Here’s a round-up of interesting reading we found online today*;
At a time when supermarkets in the UK are experiencing their fastest growth in sales, cybercriminals have been setting up dozens of fake domains to impersonate popular supermarket brands and lure online shoppers into sharing their personal and financial information.
Councils don't have a consistent view of cybersecurity according to a new report. The Ministry of Housing, Communities and Local Government releases findings around security perceptions of local authorities. Councils face a number of shortcomings when it comes to their cybersecurity perceptions, according to research published by the Ministry of Housing, Communities and Local Government (MHCLG).
Trowbridge Town Council has been found to have breached GDPR following a complaint from a taxpayer. Paul Jubbie told the Information Commissioner's Office the council had infringed his data protection rights by disclosing his email address to other people. Mr Jubbie told the town council's annual meeting on May 19 his personal details had been "compromised" by the council's failure to take adequate GDPR security measures. He said: "Everybody who was invited to take part in this meeting had their email addresses shared with 50-60 other people. That is in breach of GDPR article 32 and GDPR Article 5.
Dubai issued a new data protection law, which combined best practices of data protection regulations across the world, for companies operating within the Dubai International Financial Centre. The DIFC Data Protection Law - No 5 of 2020 - will come into effect on July 1, the Dubai government’s media office said in a press statement Monday. The current law, Data Protection Law - No 1 of 2007, will be valid till then.
TVSmiles, a Berlin-based mobile native advertising app whose users earn digital currency in exchange for engaging with branded content such as quizzes, apps and videos, has suffered a data breach. Security researcher UpGuard disclosed in a report today that it found an unsecured Amazon S3 bucket online last month — containing personal and device data tied to millions of the app’s users. According to TVSmiles’ marketing material the quiz app has up to three million users. The storage bucket UpGuard found exposed to the Internet contained a 306 GB PostgreSQL database backup with “unencrypted personally identifiable information matched to individual users, profiling insights about users’ interests based on quiz responses, associations to smart devices, and accounts and login details for TVSmiles’ business relationships”, according to its report.
The team behind the Joomla open source content management system (CMS) announced a security breach last week. The incident took place after a member of the Joomla Resources Directory (JRD) team left a full backup of the JRD site (resources.joomla.org) on an Amazon Web Services S3 bucket owned by their own company. The Joomla team said the backup file was not encrypted and contained details for roughly 2,700 users who registered and created profiles on the JRD website -- a portal where professionals advertise their Joomla site-making skills.

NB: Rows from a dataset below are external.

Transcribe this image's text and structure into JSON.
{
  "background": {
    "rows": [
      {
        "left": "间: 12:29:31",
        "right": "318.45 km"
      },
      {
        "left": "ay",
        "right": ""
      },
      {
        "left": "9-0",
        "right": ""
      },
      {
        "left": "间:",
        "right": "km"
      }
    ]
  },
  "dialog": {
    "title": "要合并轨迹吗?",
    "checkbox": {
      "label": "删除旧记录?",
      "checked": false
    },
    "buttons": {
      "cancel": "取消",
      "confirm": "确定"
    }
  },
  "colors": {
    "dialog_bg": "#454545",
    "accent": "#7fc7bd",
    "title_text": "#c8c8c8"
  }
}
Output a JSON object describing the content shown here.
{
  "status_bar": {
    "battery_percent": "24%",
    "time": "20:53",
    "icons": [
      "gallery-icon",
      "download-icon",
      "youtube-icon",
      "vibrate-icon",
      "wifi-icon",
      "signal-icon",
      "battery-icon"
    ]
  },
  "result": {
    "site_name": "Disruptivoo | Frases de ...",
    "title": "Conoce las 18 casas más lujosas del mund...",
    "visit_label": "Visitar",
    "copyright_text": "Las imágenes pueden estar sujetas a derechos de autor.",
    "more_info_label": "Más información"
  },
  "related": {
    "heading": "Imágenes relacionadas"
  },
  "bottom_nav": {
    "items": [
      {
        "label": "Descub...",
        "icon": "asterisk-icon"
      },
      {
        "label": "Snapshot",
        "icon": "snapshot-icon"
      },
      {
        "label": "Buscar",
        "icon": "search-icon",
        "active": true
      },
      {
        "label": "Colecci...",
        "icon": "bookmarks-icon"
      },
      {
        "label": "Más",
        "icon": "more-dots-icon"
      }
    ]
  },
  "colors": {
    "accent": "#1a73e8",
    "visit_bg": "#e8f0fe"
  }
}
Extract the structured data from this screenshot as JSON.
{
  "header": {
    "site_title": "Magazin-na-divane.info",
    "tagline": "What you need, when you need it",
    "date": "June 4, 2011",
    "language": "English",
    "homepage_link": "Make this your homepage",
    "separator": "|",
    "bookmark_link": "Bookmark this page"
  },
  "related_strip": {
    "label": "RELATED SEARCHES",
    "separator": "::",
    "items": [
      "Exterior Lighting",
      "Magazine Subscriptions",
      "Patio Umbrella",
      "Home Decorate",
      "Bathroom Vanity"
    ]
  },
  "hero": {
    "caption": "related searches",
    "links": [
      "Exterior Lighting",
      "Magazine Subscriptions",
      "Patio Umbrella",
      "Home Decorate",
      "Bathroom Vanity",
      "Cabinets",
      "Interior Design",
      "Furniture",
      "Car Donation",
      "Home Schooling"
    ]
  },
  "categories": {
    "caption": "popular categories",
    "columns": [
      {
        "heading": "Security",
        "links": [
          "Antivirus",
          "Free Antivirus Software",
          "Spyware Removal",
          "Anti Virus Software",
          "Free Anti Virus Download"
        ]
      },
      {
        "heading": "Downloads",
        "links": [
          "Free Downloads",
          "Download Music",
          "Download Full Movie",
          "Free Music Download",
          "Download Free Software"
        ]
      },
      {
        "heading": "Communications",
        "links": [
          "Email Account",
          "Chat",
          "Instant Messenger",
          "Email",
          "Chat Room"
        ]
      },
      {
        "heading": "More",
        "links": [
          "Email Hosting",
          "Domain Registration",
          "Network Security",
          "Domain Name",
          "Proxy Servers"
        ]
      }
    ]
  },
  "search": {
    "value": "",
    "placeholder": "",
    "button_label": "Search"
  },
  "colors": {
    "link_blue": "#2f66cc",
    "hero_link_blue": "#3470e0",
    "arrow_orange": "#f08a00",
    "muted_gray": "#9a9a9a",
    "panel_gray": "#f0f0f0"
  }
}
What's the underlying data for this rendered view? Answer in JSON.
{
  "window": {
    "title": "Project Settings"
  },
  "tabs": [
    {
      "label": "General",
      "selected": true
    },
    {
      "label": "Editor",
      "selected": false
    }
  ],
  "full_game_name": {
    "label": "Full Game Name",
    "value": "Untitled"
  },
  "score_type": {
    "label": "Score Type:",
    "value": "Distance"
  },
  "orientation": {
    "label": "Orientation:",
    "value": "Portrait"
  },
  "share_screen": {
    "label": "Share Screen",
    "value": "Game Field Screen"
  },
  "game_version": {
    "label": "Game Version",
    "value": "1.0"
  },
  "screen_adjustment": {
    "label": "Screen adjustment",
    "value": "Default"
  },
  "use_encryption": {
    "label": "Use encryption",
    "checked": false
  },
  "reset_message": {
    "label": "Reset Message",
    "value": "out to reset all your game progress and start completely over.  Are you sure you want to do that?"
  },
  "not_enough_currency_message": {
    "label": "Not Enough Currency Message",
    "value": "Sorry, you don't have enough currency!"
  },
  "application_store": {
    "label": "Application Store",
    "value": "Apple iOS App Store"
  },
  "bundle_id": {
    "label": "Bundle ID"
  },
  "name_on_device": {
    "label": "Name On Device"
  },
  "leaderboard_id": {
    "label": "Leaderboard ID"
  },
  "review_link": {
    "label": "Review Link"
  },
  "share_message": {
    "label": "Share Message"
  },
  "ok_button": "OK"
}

In a rare public warning, the US spy agency NSA says the notorious arm of Russian military intelligence is targeting a known vulnerability in Exim. On Thursday, the NSA issued an advisory that the Russian hacker group known as Sandworm, a unit of the GRU military intelligence agency, has been actively exploiting a known vulnerability in Exim, a commonly used mail transfer agent—an alternative to bigger players like Exchange and Sendmail—running on email servers around the world.
*These sites aren’t affiliated with GDPR Community and these aren’t an advertisement, they’re simply site’s we’ve thought the community might have an interest in reading.